::: Supplied records

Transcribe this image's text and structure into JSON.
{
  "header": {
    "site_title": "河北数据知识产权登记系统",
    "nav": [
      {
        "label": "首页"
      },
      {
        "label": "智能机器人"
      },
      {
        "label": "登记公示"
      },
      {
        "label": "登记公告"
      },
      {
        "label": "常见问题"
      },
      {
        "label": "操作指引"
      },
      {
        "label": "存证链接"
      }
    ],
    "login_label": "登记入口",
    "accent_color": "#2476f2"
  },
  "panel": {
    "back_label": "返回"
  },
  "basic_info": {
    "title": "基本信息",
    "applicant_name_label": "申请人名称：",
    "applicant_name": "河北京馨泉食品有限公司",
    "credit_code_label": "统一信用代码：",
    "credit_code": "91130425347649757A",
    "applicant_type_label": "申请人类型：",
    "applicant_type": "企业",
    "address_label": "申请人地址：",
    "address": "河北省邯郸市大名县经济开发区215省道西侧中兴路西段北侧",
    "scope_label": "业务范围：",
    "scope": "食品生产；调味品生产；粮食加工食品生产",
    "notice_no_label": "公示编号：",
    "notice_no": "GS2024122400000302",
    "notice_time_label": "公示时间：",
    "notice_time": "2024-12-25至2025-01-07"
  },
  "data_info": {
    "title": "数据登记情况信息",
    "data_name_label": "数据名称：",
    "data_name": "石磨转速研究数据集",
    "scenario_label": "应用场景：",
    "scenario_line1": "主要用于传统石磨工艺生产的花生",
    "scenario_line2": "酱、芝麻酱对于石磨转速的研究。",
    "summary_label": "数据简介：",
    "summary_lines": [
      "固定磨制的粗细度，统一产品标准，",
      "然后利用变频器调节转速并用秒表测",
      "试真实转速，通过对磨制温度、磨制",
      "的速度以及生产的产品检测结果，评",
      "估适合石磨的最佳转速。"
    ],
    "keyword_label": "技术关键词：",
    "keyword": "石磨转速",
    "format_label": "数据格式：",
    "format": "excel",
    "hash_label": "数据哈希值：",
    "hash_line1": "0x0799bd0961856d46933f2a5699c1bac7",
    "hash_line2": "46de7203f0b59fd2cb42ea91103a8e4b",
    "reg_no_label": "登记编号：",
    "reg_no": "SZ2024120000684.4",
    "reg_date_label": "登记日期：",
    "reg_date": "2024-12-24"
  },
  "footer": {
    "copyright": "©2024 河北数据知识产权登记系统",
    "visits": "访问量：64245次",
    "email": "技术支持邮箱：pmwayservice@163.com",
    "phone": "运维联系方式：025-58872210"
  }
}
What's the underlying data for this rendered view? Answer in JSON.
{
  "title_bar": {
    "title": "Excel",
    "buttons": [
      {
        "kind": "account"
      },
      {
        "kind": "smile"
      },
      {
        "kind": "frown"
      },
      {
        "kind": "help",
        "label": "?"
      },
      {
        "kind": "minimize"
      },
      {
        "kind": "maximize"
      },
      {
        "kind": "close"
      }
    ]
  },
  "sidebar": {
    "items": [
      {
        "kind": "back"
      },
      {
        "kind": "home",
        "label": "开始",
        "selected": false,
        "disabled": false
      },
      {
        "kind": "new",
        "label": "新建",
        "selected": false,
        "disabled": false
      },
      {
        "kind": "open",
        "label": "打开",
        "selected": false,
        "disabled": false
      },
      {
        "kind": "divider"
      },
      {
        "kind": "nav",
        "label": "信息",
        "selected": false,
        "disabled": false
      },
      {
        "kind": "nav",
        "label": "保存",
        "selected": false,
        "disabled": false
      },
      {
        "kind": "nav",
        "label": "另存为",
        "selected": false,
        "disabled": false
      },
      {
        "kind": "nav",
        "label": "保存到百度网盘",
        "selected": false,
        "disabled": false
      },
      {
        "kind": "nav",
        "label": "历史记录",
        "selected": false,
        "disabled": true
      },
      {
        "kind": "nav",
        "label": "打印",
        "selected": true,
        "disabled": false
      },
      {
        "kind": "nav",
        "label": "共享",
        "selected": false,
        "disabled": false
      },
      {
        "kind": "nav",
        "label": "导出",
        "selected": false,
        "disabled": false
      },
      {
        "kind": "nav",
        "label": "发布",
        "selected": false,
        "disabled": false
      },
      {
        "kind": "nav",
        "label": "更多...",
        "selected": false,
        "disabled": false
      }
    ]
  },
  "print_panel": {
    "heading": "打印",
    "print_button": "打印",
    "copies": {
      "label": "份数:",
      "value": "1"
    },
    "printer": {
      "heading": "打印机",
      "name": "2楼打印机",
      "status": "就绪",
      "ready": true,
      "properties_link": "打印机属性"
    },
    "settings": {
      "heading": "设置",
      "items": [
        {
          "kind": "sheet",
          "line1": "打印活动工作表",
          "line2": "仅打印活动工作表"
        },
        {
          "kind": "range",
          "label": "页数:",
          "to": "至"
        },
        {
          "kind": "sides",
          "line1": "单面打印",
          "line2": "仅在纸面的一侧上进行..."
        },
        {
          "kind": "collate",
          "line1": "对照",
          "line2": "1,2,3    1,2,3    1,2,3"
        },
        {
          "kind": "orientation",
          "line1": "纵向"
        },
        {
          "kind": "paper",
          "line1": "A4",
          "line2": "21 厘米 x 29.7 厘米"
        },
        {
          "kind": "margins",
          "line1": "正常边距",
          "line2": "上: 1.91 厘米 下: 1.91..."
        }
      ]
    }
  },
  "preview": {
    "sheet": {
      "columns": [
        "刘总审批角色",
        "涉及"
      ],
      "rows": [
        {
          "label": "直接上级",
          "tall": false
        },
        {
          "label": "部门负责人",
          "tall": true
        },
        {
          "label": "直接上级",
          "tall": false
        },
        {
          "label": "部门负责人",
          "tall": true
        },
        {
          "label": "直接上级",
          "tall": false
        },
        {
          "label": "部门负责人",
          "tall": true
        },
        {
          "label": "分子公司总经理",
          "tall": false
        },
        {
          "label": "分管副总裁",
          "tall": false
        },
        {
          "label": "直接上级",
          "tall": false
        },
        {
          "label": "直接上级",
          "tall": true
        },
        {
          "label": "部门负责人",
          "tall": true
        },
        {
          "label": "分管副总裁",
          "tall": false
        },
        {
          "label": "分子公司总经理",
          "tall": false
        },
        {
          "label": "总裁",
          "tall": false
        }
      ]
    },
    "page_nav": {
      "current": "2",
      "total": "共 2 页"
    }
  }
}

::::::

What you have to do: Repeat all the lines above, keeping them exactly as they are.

Exercise answer:
Transcribe this image's text and structure into JSON.
{
  "header": {
    "site_title": "河北数据知识产权登记系统",
    "nav": [
      {
        "label": "首页"
      },
      {
        "label": "智能机器人"
      },
      {
        "label": "登记公示"
      },
      {
        "label": "登记公告"
      },
      {
        "label": "常见问题"
      },
      {
        "label": "操作指引"
      },
      {
        "label": "存证链接"
      }
    ],
    "login_label": "登记入口",
    "accent_color": "#2476f2"
  },
  "panel": {
    "back_label": "返回"
  },
  "basic_info": {
    "title": "基本信息",
    "applicant_name_label": "申请人名称：",
    "applicant_name": "河北京馨泉食品有限公司",
    "credit_code_label": "统一信用代码：",
    "credit_code": "91130425347649757A",
    "applicant_type_label": "申请人类型：",
    "applicant_type": "企业",
    "address_label": "申请人地址：",
    "address": "河北省邯郸市大名县经济开发区215省道西侧中兴路西段北侧",
    "scope_label": "业务范围：",
    "scope": "食品生产；调味品生产；粮食加工食品生产",
    "notice_no_label": "公示编号：",
    "notice_no": "GS2024122400000302",
    "notice_time_label": "公示时间：",
    "notice_time": "2024-12-25至2025-01-07"
  },
  "data_info": {
    "title": "数据登记情况信息",
    "data_name_label": "数据名称：",
    "data_name": "石磨转速研究数据集",
    "scenario_label": "应用场景：",
    "scenario_line1": "主要用于传统石磨工艺生产的花生",
    "scenario_line2": "酱、芝麻酱对于石磨转速的研究。",
    "summary_label": "数据简介：",
    "summary_lines": [
      "固定磨制的粗细度，统一产品标准，",
      "然后利用变频器调节转速并用秒表测",
      "试真实转速，通过对磨制温度、磨制",
      "的速度以及生产的产品检测结果，评",
      "估适合石磨的最佳转速。"
    ],
    "keyword_label": "技术关键词：",
    "keyword": "石磨转速",
    "format_label": "数据格式：",
    "format": "excel",
    "hash_label": "数据哈希值：",
    "hash_line1": "0x0799bd0961856d46933f2a5699c1bac7",
    "hash_line2": "46de7203f0b59fd2cb42ea91103a8e4b",
    "reg_no_label": "登记编号：",
    "reg_no": "SZ2024120000684.4",
    "reg_date_label": "登记日期：",
    "reg_date": "2024-12-24"
  },
  "footer": {
    "copyright": "©2024 河北数据知识产权登记系统",
    "visits": "访问量：64245次",
    "email": "技术支持邮箱：pmwayservice@163.com",
    "phone": "运维联系方式：025-58872210"
  }
}
What's the underlying data for this rendered view? Answer in JSON.
{
  "title_bar": {
    "title": "Excel",
    "buttons": [
      {
        "kind": "account"
      },
      {
        "kind": "smile"
      },
      {
        "kind": "frown"
      },
      {
        "kind": "help",
        "label": "?"
      },
      {
        "kind": "minimize"
      },
      {
        "kind": "maximize"
      },
      {
        "kind": "close"
      }
    ]
  },
  "sidebar": {
    "items": [
      {
        "kind": "back"
      },
      {
        "kind": "home",
        "label": "开始",
        "selected": false,
        "disabled": false
      },
      {
        "kind": "new",
        "label": "新建",
        "selected": false,
        "disabled": false
      },
      {
        "kind": "open",
        "label": "打开",
        "selected": false,
        "disabled": false
      },
      {
        "kind": "divider"
      },
      {
        "kind": "nav",
        "label": "信息",
        "selected": false,
        "disabled": false
      },
      {
        "kind": "nav",
        "label": "保存",
        "selected": false,
        "disabled": false
      },
      {
        "kind": "nav",
        "label": "另存为",
        "selected": false,
        "disabled": false
      },
      {
        "kind": "nav",
        "label": "保存到百度网盘",
        "selected": false,
        "disabled": false
      },
      {
        "kind": "nav",
        "label": "历史记录",
        "selected": false,
        "disabled": true
      },
      {
        "kind": "nav",
        "label": "打印",
        "selected": true,
        "disabled": false
      },
      {
        "kind": "nav",
        "label": "共享",
        "selected": false,
        "disabled": false
      },
      {
        "kind": "nav",
        "label": "导出",
        "selected": false,
        "disabled": false
      },
      {
        "kind": "nav",
        "label": "发布",
        "selected": false,
        "disabled": false
      },
      {
        "kind": "nav",
        "label": "更多...",
        "selected": false,
        "disabled": false
      }
    ]
  },
  "print_panel": {
    "heading": "打印",
    "print_button": "打印",
    "copies": {
      "label": "份数:",
      "value": "1"
    },
    "printer": {
      "heading": "打印机",
      "name": "2楼打印机",
      "status": "就绪",
      "ready": true,
      "properties_link": "打印机属性"
    },
    "settings": {
      "heading": "设置",
      "items": [
        {
          "kind": "sheet",
          "line1": "打印活动工作表",
          "line2": "仅打印活动工作表"
        },
        {
          "kind": "range",
          "label": "页数:",
          "to": "至"
        },
        {
          "kind": "sides",
          "line1": "单面打印",
          "line2": "仅在纸面的一侧上进行..."
        },
        {
          "kind": "collate",
          "line1": "对照",
          "line2": "1,2,3    1,2,3    1,2,3"
        },
        {
          "kind": "orientation",
          "line1": "纵向"
        },
        {
          "kind": "paper",
          "line1": "A4",
          "line2": "21 厘米 x 29.7 厘米"
        },
        {
          "kind": "margins",
          "line1": "正常边距",
          "line2": "上: 1.91 厘米 下: 1.91..."
        }
      ]
    }
  },
  "preview": {
    "sheet": {
      "columns": [
        "刘总审批角色",
        "涉及"
      ],
      "rows": [
        {
          "label": "直接上级",
          "tall": false
        },
        {
          "label": "部门负责人",
          "tall": true
        },
        {
          "label": "直接上级",
          "tall": false
        },
        {
          "label": "部门负责人",
          "tall": true
        },
        {
          "label": "直接上级",
          "tall": false
        },
        {
          "label": "部门负责人",
          "tall": true
        },
        {
          "label": "分子公司总经理",
          "tall": false
        },
        {
          "label": "分管副总裁",
          "tall": false
        },
        {
          "label": "直接上级",
          "tall": false
        },
        {
          "label": "直接上级",
          "tall": true
        },
        {
          "label": "部门负责人",
          "tall": true
        },
        {
          "label": "分管副总裁",
          "tall": false
        },
        {
          "label": "分子公司总经理",
          "tall": false
        },
        {
          "label": "总裁",
          "tall": false
        }
      ]
    },
    "page_nav": {
      "current": "2",
      "total": "共 2 页"
    }
  }
}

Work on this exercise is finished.